Cognitive biases play an important role in creating and perpetuating problems that lead to foodborne illness outbreaks. By using insights from behavioral ethics, we argue that sometimes people engage in unethical behavior that increases the likelihood of foodborne illness outbreaks without necessarily intending to or being consciously aware of it.
We demonstrate these insights in an analysis of the 2011 Listeriosis outbreak in the U.S. from the consumption of contaminated cantaloupes.
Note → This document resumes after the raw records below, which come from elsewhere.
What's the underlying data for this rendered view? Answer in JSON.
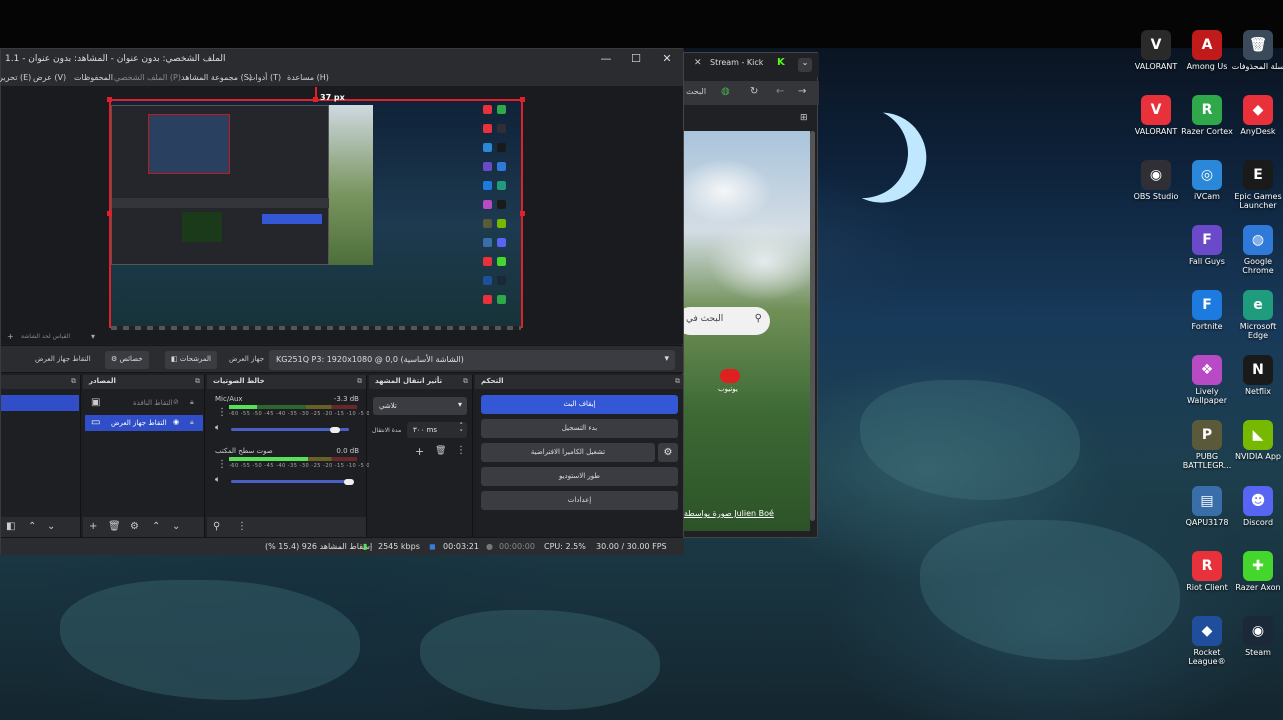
{
  "desktop": {
    "icons": [
      {
        "label": "VALORANT",
        "color": "#2a2a2a",
        "glyph": "V"
      },
      {
        "label": "Among Us",
        "color": "#c01a1a",
        "glyph": "A"
      },
      {
        "label": "سلة المحذوفات",
        "color": "#3a4a5a",
        "glyph": "🗑"
      },
      {
        "label": "VALORANT",
        "color": "#e8313b",
        "glyph": "V"
      },
      {
        "label": "Razer Cortex",
        "color": "#2fa84a",
        "glyph": "R"
      },
      {
        "label": "AnyDesk",
        "color": "#e8313b",
        "glyph": "◆"
      },
      {
        "label": "OBS Studio",
        "color": "#302f35",
        "glyph": "◉"
      },
      {
        "label": "iVCam",
        "color": "#2b88d8",
        "glyph": "◎"
      },
      {
        "label": "Epic Games Launcher",
        "color": "#1a1a1a",
        "glyph": "E"
      },
      {
        "label": "Fall Guys",
        "color": "#6a4ac9",
        "glyph": "F"
      },
      {
        "label": "Google Chrome",
        "color": "#2f7ad8",
        "glyph": "◍"
      },
      {
        "label": "Fortnite",
        "color": "#1d7be0",
        "glyph": "F"
      },
      {
        "label": "Microsoft Edge",
        "color": "#1e9c7d",
        "glyph": "e"
      },
      {
        "label": "Lively Wallpaper",
        "color": "#b84ac6",
        "glyph": "❖"
      },
      {
        "label": "Netflix",
        "color": "#1a1a1a",
        "glyph": "N"
      },
      {
        "label": "PUBG BATTLEGR...",
        "color": "#5a5a3a",
        "glyph": "P"
      },
      {
        "label": "NVIDIA App",
        "color": "#76b900",
        "glyph": "◣"
      },
      {
        "label": "QAPU3178",
        "color": "#3a6ea8",
        "glyph": "▤"
      },
      {
        "label": "Discord",
        "color": "#5865f2",
        "glyph": "☻"
      },
      {
        "label": "Riot Client",
        "color": "#e8313b",
        "glyph": "R"
      },
      {
        "label": "Razer Axon",
        "color": "#44d62c",
        "glyph": "✚"
      },
      {
        "label": "Rocket League®",
        "color": "#1f4f9a",
        "glyph": "◆"
      },
      {
        "label": "Steam",
        "color": "#1b2838",
        "glyph": "◉"
      }
    ]
  },
  "obs": {
    "title": "الملف الشخصي: بدون عنوان - المشاهد: بدون عنوان - 1.1",
    "menu": [
      "مساعدة (H)",
      "أدوات (T)",
      "مجموعة المشاهد (S)",
      "الملف الشخصي (P)",
      "المحفوظات",
      "عرض (V)",
      "تحرير (E)"
    ],
    "preview_px_label": "37 px",
    "scene_row_text": "القياس لحد الشاشة",
    "toolbar": {
      "capture_label": "التقاط جهاز العرض",
      "properties_label": "خصائص",
      "filters_label": "المرشحات",
      "device_label": "جهاز العرض",
      "device_value": "KG251Q P3: 1920x1080 @ 0,0 (الشاشة الأساسية)"
    },
    "docks": {
      "sources_title": "المصادر",
      "mixer_title": "خالط الصوتيات",
      "transitions_title": "تأثير انتقال المشهد",
      "controls_title": "التحكم"
    },
    "sources": [
      {
        "label": "التقاط النافذة"
      },
      {
        "label": "التقاط جهاز العرض"
      }
    ],
    "mixer": [
      {
        "name": "Mic/Aux",
        "db": "-3.3 dB",
        "level": 0.22,
        "volume": 0.88
      },
      {
        "name": "صوت سطح المكتب",
        "db": "0.0 dB",
        "level": 0.62,
        "volume": 1.0
      }
    ],
    "meter_ticks": "-60 -55 -50 -45 -40 -35 -30 -25 -20 -15 -10 -5 0",
    "transitions": {
      "type": "تلاشي",
      "duration_label": "مدة الانتقال",
      "duration_value": "٣٠٠ ms"
    },
    "controls": {
      "stop_stream": "إيقاف البث",
      "start_recording": "بدء التسجيل",
      "virtual_camera": "تشغيل الكاميرا الافتراضية",
      "studio_mode": "طور الاستوديو",
      "settings": "إعدادات"
    },
    "status": {
      "dropped_frames": "إسقاط المشاهد 926 (15.4 %)",
      "bitrate": "2545 kbps",
      "stream_time": "00:03:21",
      "record_time": "00:00:00",
      "cpu": "CPU: 2.5%",
      "fps": "30.00 / 30.00 FPS"
    }
  },
  "browser": {
    "tab_title": "Stream - Kick",
    "address_text": "البحث",
    "search_placeholder": "البحث في",
    "youtube_label": "يوتيوب",
    "credit": "صورة بواسطة Julien Boé"
  },
  "colors": {
    "accent": "#3457d5",
    "record_red": "#e0202a",
    "panel": "#1e1f22"
  }
}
We then provide policy implications that can improve our understanding of other kinds of disease outbreaks and epidemics.
Behavioral Ethics and the incidence of foodborne illness outbreaks
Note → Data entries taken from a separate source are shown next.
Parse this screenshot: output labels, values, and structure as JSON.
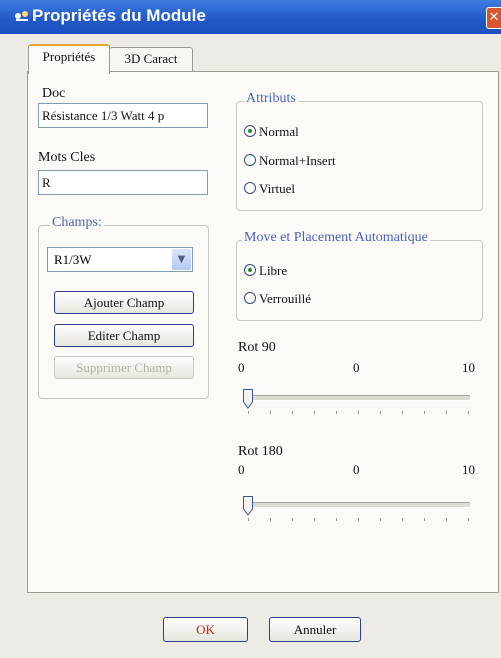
{
  "window": {
    "title": "Propriétés du Module",
    "close_glyph": "✕"
  },
  "tabs": [
    {
      "label": "Propriétés",
      "active": true
    },
    {
      "label": "3D Caract",
      "active": false
    }
  ],
  "doc": {
    "label": "Doc",
    "value": "Résistance 1/3 Watt 4 p"
  },
  "mots_cles": {
    "label": "Mots Cles",
    "value": "R"
  },
  "champs": {
    "legend": "Champs:",
    "selected": "R1/3W",
    "add_label": "Ajouter Champ",
    "edit_label": "Editer Champ",
    "delete_label": "Supprimer Champ"
  },
  "attributs": {
    "legend": "Attributs",
    "options": [
      {
        "label": "Normal",
        "checked": true
      },
      {
        "label": "Normal+Insert",
        "checked": false
      },
      {
        "label": "Virtuel",
        "checked": false
      }
    ]
  },
  "placement": {
    "legend": "Move et Placement Automatique",
    "options": [
      {
        "label": "Libre",
        "checked": true
      },
      {
        "label": "Verrouillé",
        "checked": false
      }
    ]
  },
  "rot90": {
    "label": "Rot 90",
    "min": "0",
    "mid": "0",
    "max": "10",
    "value": 0
  },
  "rot180": {
    "label": "Rot 180",
    "min": "0",
    "mid": "0",
    "max": "10",
    "value": 0
  },
  "footer": {
    "ok_label": "OK",
    "cancel_label": "Annuler"
  },
  "colors": {
    "titlebar": "#2459c9",
    "legend_text": "#4a64b8",
    "ok_text": "#cc2222",
    "radio_dot": "#2a8a2a"
  }
}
Journal of Agricultural and Environmental Ethics
Harvey James Jr and Michelle Segovia